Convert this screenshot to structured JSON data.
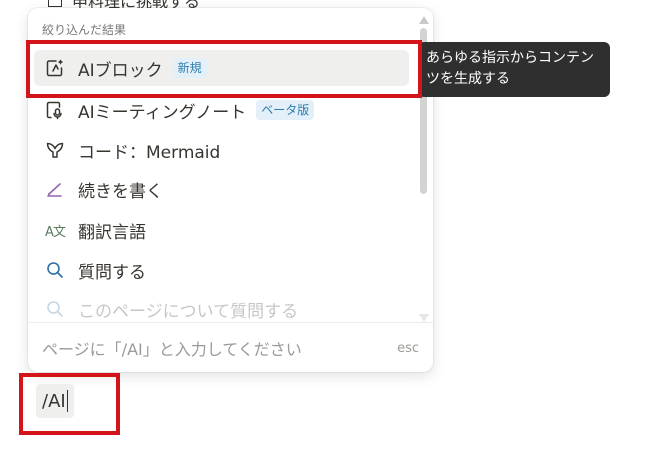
{
  "background_text": "申料理に挑戦する",
  "menu": {
    "header": "絞り込んだ結果",
    "items": [
      {
        "label": "AIブロック",
        "badge": "新規",
        "icon": "ai-block-icon",
        "selected": true
      },
      {
        "label": "AIミーティングノート",
        "badge": "ベータ版",
        "icon": "meeting-notes-icon"
      },
      {
        "label": "コード：Mermaid",
        "icon": "mermaid-icon"
      },
      {
        "label": "続きを書く",
        "icon": "pen-icon"
      },
      {
        "label": "翻訳言語",
        "icon": "translate-icon",
        "icon_text": "A文"
      },
      {
        "label": "質問する",
        "icon": "search-icon"
      },
      {
        "label": "このページについて質問する",
        "icon": "search-icon"
      }
    ],
    "footer_hint": "ページに「/AI」と入力してください",
    "footer_esc": "esc"
  },
  "tooltip": "あらゆる指示からコンテンツを生成する",
  "editor": {
    "typed_text": "/AI"
  },
  "colors": {
    "highlight": "#d3141b",
    "badge_text": "#2e7dad",
    "badge_bg": "#e3f0fa",
    "tooltip_bg": "#2f2f2f",
    "pen_accent": "#9065b0"
  }
}
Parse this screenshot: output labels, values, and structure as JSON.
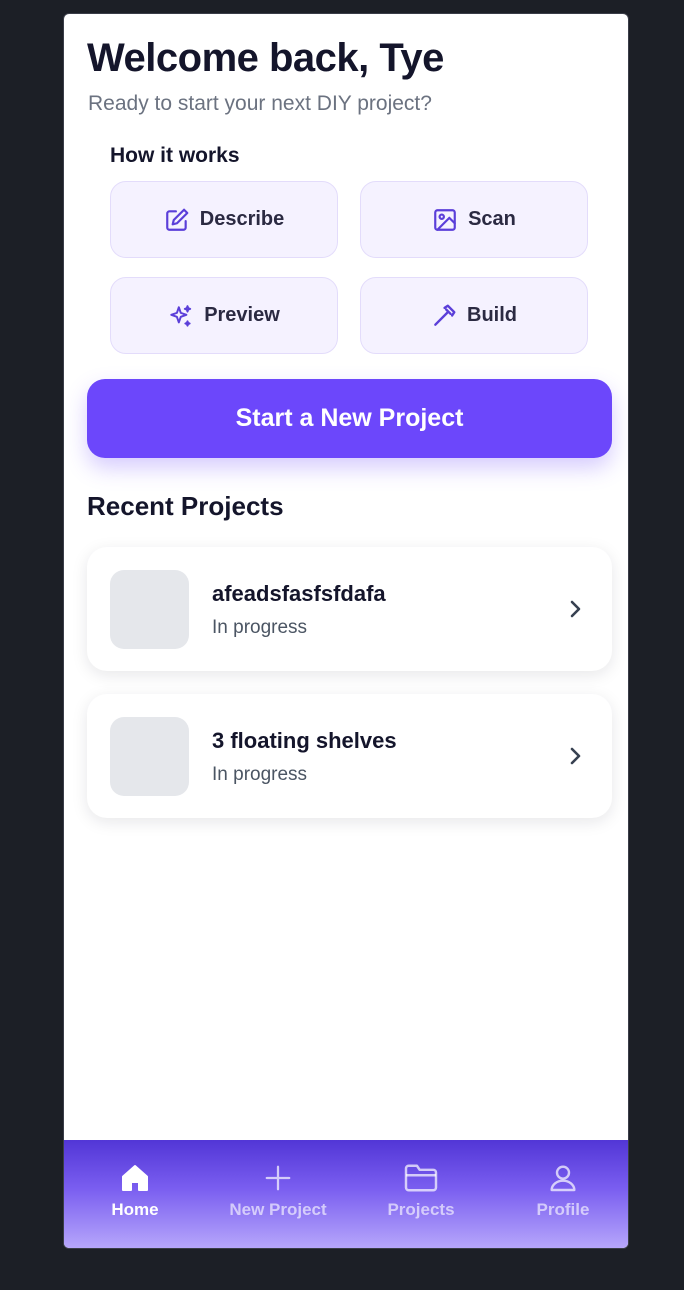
{
  "header": {
    "greeting": "Welcome back, Tye",
    "subtitle": "Ready to start your next DIY project?"
  },
  "how_it_works": {
    "title": "How it works",
    "steps": [
      {
        "label": "Describe",
        "icon": "edit-icon"
      },
      {
        "label": "Scan",
        "icon": "image-icon"
      },
      {
        "label": "Preview",
        "icon": "sparkles-icon"
      },
      {
        "label": "Build",
        "icon": "hammer-icon"
      }
    ]
  },
  "cta": {
    "label": "Start a New Project"
  },
  "recent": {
    "title": "Recent Projects",
    "projects": [
      {
        "name": "afeadsfasfsfdafa",
        "status": "In progress"
      },
      {
        "name": "3 floating shelves",
        "status": "In progress"
      }
    ]
  },
  "tabbar": {
    "tabs": [
      {
        "label": "Home",
        "icon": "home-icon",
        "active": true
      },
      {
        "label": "New Project",
        "icon": "plus-icon",
        "active": false
      },
      {
        "label": "Projects",
        "icon": "folder-icon",
        "active": false
      },
      {
        "label": "Profile",
        "icon": "user-icon",
        "active": false
      }
    ]
  },
  "colors": {
    "accent": "#6c47fb",
    "step_bg": "#f5f2ff",
    "step_border": "#e3dcfb",
    "icon": "#5b3fd9",
    "thumb": "#e5e7eb"
  }
}
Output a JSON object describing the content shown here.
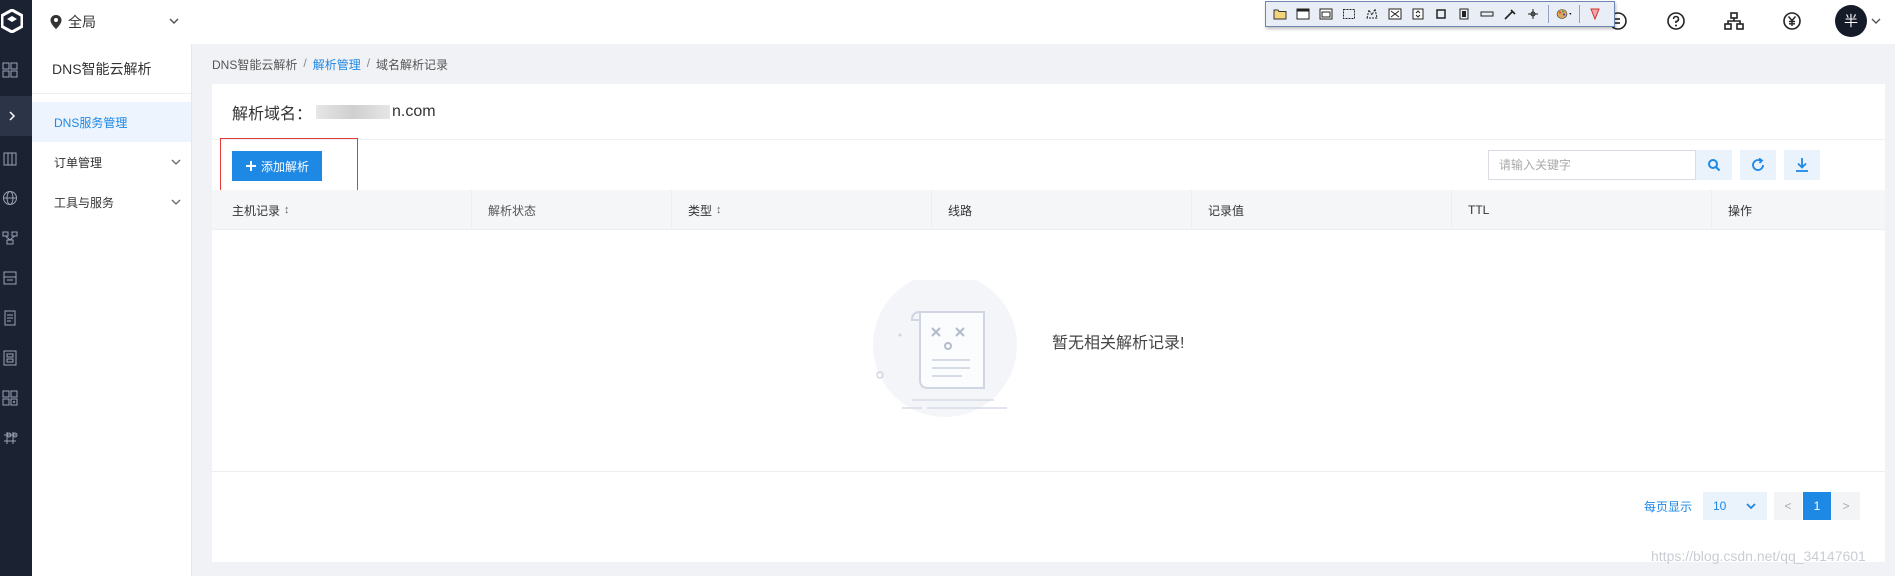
{
  "topbar": {
    "region_label": "全局",
    "avatar_text": "半"
  },
  "subnav": {
    "title": "DNS智能云解析",
    "items": [
      {
        "label": "DNS服务管理",
        "active": true,
        "expandable": false
      },
      {
        "label": "订单管理",
        "active": false,
        "expandable": true
      },
      {
        "label": "工具与服务",
        "active": false,
        "expandable": true
      }
    ]
  },
  "breadcrumb": {
    "root": "DNS智能云解析",
    "mid": "解析管理",
    "current": "域名解析记录",
    "sep": "/"
  },
  "domain": {
    "label": "解析域名：",
    "value_tail": "n.com"
  },
  "toolbar": {
    "add_label": "添加解析",
    "search_placeholder": "请输入关键字"
  },
  "table": {
    "columns": [
      {
        "label": "主机记录",
        "sortable": true
      },
      {
        "label": "解析状态",
        "sortable": false
      },
      {
        "label": "类型",
        "sortable": true
      },
      {
        "label": "线路",
        "sortable": false
      },
      {
        "label": "记录值",
        "sortable": false
      },
      {
        "label": "TTL",
        "sortable": false
      },
      {
        "label": "操作",
        "sortable": false
      }
    ],
    "empty_text": "暂无相关解析记录!"
  },
  "pagination": {
    "per_page_label": "每页显示",
    "per_page_value": "10",
    "prev": "<",
    "next": ">",
    "current_page": "1"
  },
  "watermark": "https://blog.csdn.net/qq_34147601",
  "colors": {
    "accent": "#1e88e5",
    "rail": "#1b2231",
    "highlight": "#e53935"
  }
}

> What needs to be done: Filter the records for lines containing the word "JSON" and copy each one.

> Response to this task:
Convert this screenshot to structured JSON data.
Parse this screenshot: output labels, values, and structure as JSON.
Output a JSON object describing the content shown here.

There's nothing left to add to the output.